skip to main content

Title: Response to Comment on “Models predict planned phosphorus load reduction will make Lake Erie more toxic”
Huisman et al . claim that our model is poorly supported or contradicted by other studies and the predictions are “seriously flawed.” We show their criticism is based on an incomplete selection of evidence, misinterpretation of data, or does not actually refute the model. Like all ecosystem models, our model has simplifications and uncertainties, but it is better than existing approaches hat ignore biology and do not predict toxin concentration.  more » « less
Award ID(s):
Author(s) / Creator(s):
; ; ; ; ; ;
Date Published:
Journal Name:
Medium: X
Sponsoring Org:
National Science Foundation
More Like this
  1. null (Ed.)
    Input uncertainty is an aspect of simulation model risk that arises when the driving input distributions are derived or “fit” to real-world, historical data. Although there has been significant progress on quantifying and hedging against input uncertainty, there has been no direct attempt to reduce it via better input modeling. The meaning of “better” depends on the context and the objective: Our context is when (a) there are one or more families of parametric distributions that are plausible choices; (b) the real-world historical data are not expected to perfectly conform to any of them; and (c) our primary goal is to obtain higher-fidelity simulation output rather than to discover the “true” distribution. In this paper, we show that frequentist model averaging can be an effective way to create input models that better represent the true, unknown input distribution, thereby reducing model risk. Input model averaging builds from standard input modeling practice, is not computationally burdensome, requires no change in how the simulation is executed nor any follow-up experiments, and is available on the Comprehensive R Archive Network (CRAN). We provide theoretical and empirical support for our approach. 
    more » « less
  2. We propose a new model for supervised learning to rank. In our model, the relevance labels are assumed to follow a categorical distribution whose probabilities are constructed based on a scoring function. We optimize the training objective with respect to the multivariate categorical variables with an unbiased and low-variance gradient estimator. Learning-to-rank methods can generally be categorized into pointwise, pairwise, and listwise approaches. Although our scoring function is pointwise, the proposed framework permits flexibility over the choice of the loss function. In our new model, the loss function need not be differentiable and can either be pointwise or listwise. Our proposed method achieves better or comparable results on two datasets compared with existing pairwise and listwise methods. 

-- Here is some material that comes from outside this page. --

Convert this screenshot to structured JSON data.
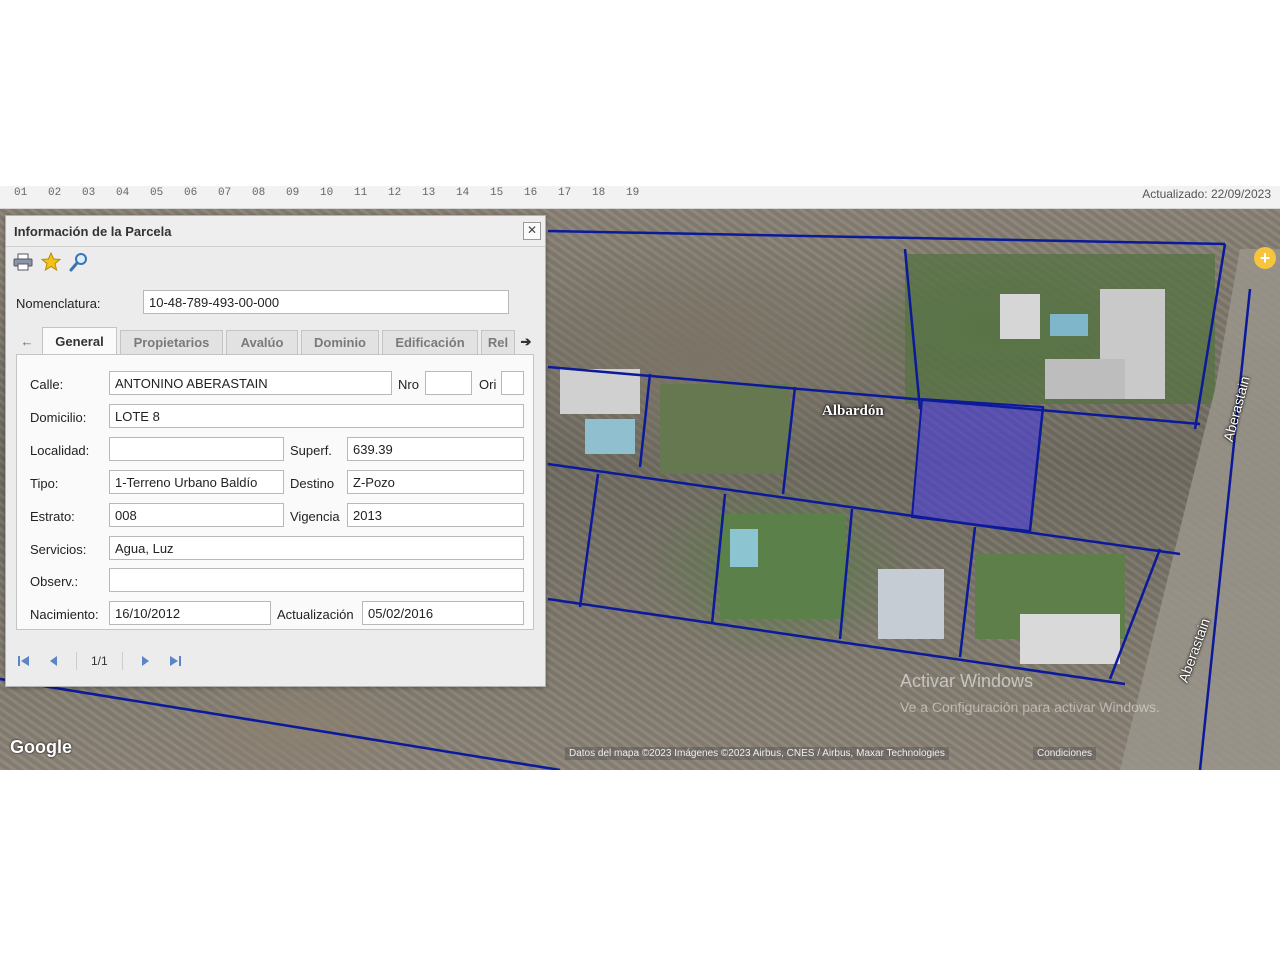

    more » « less
  3. We provide statistical measures and additional analyses showing that our original analyses were sound. We use a generalized linear mixed model to account for program-to-program differences with program as a random effect without stratifying with tier and found the GRE-P (Graduate Record Examination physics test) effect is not different from our previous findings, thereby alleviating concern of collider bias. Variance inflation factors for each variable were low, showing that multicollinearity was not a concern. We show that range restriction is not an issue for GRE-P or GRE-V (GRE verbal), and only a minor issue for GRE-Q (GRE quantitative). Last, we use statistical measures of model quality to show that our published models are better than or equivalent to several alternates. 
    more » « less
  4. We show that a standard linear triangular two equation system can be point identified, without the use of instruments or any other side information. We find that the only case where the model is not point identified is when a latent variable that causes endogeneity is normally distributed. In this nonidentified case, we derive the sharp identified set. We apply our results to Acemoglu and Johnson’s model of life expectancy and GDP, obtaining point identification and comparable estimates to theirs, without using their (or any other) instrument. 
    more » « less
  5. Creating a domain model, even for classical, domain-independent planning, is a notoriously hard knowledge-engineering task. A natural approach to solve this problem is to learn a domain model from observations. However, model learning approaches frequently do not provide safety guarantees: the learned model may assume actions are applicable when they are not, and may incorrectly capture actions' effects. This may result in generating plans that will fail when executed. In some domains such failures are not acceptable, due to the cost of failure or inability to replan online after failure. In such settings, all learning must be done offline, based on some observations collected, e.g., by some other agents or a human. Through this learning, the task is to generate a plan that is guaranteed to be successful. This is called the model-free planning problem. Prior work proposed an algorithm for solving the model-free planning problem in classical planning. However, they were limited to learning grounded domains, and thus they could not scale. We generalize this prior work and propose the first safe model-free planning algorithm for lifted domains. We prove the correctness of our approach, and provide a statistical analysis showing that the number of trajectories needed to solve future problems with high probability is linear in the potential size of the domain model. We also present experiments on twelve IPC domains showing that our approach is able to learn the real action model in all cases with at most two trajectories.

    more » « less